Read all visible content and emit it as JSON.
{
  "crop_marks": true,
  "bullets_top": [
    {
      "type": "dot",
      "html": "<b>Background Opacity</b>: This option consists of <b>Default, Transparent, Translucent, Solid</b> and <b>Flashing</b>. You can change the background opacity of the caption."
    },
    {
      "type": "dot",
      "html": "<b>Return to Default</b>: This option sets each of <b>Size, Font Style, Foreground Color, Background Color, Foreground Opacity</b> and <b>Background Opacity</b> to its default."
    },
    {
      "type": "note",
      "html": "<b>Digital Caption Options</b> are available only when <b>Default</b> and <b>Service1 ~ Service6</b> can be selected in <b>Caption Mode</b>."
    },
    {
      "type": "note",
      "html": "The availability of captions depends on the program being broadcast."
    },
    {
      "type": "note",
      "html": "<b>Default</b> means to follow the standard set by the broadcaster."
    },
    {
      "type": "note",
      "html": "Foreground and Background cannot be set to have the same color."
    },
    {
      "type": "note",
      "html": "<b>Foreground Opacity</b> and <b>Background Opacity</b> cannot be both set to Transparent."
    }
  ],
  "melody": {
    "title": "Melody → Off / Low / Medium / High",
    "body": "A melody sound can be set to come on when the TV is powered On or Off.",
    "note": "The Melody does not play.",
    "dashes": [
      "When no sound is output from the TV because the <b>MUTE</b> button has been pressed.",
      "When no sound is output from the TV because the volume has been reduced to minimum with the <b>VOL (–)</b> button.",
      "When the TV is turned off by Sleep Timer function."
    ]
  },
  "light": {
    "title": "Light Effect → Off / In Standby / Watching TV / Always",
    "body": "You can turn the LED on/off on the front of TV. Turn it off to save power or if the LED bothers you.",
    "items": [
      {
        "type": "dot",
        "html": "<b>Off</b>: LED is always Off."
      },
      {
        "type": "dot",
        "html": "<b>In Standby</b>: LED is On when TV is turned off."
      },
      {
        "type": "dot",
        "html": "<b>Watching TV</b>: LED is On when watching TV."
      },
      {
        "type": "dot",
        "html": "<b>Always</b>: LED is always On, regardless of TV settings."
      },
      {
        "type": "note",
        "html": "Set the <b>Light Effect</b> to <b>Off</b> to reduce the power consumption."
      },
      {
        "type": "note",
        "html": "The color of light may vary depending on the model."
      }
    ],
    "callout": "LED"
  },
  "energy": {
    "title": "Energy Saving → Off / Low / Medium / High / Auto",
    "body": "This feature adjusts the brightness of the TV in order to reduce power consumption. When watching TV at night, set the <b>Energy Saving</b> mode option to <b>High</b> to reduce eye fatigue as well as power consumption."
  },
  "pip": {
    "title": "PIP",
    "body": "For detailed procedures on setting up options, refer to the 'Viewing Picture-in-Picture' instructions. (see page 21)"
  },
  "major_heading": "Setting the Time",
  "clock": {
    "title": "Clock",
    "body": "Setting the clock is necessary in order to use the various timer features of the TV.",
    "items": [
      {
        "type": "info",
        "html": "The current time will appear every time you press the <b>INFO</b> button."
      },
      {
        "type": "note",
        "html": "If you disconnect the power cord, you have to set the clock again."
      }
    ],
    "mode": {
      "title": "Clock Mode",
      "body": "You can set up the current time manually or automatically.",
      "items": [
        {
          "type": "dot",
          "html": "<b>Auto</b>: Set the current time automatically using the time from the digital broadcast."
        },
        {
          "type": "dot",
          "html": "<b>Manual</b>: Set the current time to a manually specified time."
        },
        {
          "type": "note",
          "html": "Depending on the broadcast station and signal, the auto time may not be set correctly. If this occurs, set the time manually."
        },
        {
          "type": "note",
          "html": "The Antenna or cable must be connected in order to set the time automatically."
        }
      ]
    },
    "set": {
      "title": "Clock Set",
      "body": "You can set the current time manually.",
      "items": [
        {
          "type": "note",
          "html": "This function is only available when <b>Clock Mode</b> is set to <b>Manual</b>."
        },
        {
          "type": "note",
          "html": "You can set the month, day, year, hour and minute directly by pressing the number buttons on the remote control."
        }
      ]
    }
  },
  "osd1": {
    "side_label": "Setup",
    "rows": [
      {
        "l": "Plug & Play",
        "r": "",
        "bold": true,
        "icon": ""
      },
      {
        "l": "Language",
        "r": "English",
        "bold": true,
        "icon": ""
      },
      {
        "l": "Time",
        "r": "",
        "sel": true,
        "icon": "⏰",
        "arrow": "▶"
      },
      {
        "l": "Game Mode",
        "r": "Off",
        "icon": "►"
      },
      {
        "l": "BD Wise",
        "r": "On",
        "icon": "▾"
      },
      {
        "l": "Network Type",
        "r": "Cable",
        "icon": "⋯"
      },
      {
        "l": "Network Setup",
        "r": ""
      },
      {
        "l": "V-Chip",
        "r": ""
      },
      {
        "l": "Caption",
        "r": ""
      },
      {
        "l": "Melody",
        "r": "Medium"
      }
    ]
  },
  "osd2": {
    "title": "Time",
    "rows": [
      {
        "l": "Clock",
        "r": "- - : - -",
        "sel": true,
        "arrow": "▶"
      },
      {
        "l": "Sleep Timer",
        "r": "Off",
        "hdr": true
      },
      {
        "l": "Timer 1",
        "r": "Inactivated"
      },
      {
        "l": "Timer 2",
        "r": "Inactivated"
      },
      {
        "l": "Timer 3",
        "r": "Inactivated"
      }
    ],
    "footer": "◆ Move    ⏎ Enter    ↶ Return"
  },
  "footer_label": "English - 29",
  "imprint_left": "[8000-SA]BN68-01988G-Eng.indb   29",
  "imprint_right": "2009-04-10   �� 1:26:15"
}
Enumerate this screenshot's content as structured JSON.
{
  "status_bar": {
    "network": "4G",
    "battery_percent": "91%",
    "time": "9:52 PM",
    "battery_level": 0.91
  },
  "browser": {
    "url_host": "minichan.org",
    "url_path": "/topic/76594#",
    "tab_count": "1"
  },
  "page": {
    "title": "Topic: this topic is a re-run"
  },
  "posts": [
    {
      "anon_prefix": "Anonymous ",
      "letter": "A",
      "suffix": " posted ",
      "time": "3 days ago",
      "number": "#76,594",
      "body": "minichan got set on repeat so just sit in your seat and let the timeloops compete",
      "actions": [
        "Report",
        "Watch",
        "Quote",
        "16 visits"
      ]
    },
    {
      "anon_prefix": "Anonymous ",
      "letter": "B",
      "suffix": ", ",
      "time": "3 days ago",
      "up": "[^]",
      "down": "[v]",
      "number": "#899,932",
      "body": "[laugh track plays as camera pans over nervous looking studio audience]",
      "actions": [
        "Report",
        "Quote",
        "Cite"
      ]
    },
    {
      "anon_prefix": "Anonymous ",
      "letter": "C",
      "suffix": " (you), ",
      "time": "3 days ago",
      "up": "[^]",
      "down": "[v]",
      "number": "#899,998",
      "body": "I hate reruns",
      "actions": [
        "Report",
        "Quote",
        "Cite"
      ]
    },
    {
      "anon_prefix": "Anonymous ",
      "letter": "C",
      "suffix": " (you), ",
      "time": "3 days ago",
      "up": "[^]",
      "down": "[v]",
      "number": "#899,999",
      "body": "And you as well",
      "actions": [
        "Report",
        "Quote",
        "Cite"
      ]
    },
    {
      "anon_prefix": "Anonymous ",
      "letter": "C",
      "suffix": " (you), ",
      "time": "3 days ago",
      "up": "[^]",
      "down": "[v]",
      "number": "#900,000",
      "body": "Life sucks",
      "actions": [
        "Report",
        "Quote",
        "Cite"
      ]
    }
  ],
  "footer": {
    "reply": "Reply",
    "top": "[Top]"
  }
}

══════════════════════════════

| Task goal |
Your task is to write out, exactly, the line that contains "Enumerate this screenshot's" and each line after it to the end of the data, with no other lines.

| Task answer |
Enumerate this screenshot's content as structured JSON.
{
  "status_bar": {
    "network": "4G",
    "battery_percent": "91%",
    "time": "9:52 PM",
    "battery_level": 0.91
  },
  "browser": {
    "url_host": "minichan.org",
    "url_path": "/topic/76594#",
    "tab_count": "1"
  },
  "page": {
    "title": "Topic: this topic is a re-run"
  },
  "posts": [
    {
      "anon_prefix": "Anonymous ",
      "letter": "A",
      "suffix": " posted ",
      "time": "3 days ago",
      "number": "#76,594",
      "body": "minichan got set on repeat so just sit in your seat and let the timeloops compete",
      "actions": [
        "Report",
        "Watch",
        "Quote",
        "16 visits"
      ]
    },
    {
      "anon_prefix": "Anonymous ",
      "letter": "B",
      "suffix": ", ",
      "time": "3 days ago",
      "up": "[^]",
      "down": "[v]",
      "number": "#899,932",
      "body": "[laugh track plays as camera pans over nervous looking studio audience]",
      "actions": [
        "Report",
        "Quote",
        "Cite"
      ]
    },
    {
      "anon_prefix": "Anonymous ",
      "letter": "C",
      "suffix": " (you), ",
      "time": "3 days ago",
      "up": "[^]",
      "down": "[v]",
      "number": "#899,998",
      "body": "I hate reruns",
      "actions": [
        "Report",
        "Quote",
        "Cite"
      ]
    },
    {
      "anon_prefix": "Anonymous ",
      "letter": "C",
      "suffix": " (you), ",
      "time": "3 days ago",
      "up": "[^]",
      "down": "[v]",
      "number": "#899,999",
      "body": "And you as well",
      "actions": [
        "Report",
        "Quote",
        "Cite"
      ]
    },
    {
      "anon_prefix": "Anonymous ",
      "letter": "C",
      "suffix": " (you), ",
      "time": "3 days ago",
      "up": "[^]",
      "down": "[v]",
      "number": "#900,000",
      "body": "Life sucks",
      "actions": [
        "Report",
        "Quote",
        "Cite"
      ]
    }
  ],
  "footer": {
    "reply": "Reply",
    "top": "[Top]"
  }
}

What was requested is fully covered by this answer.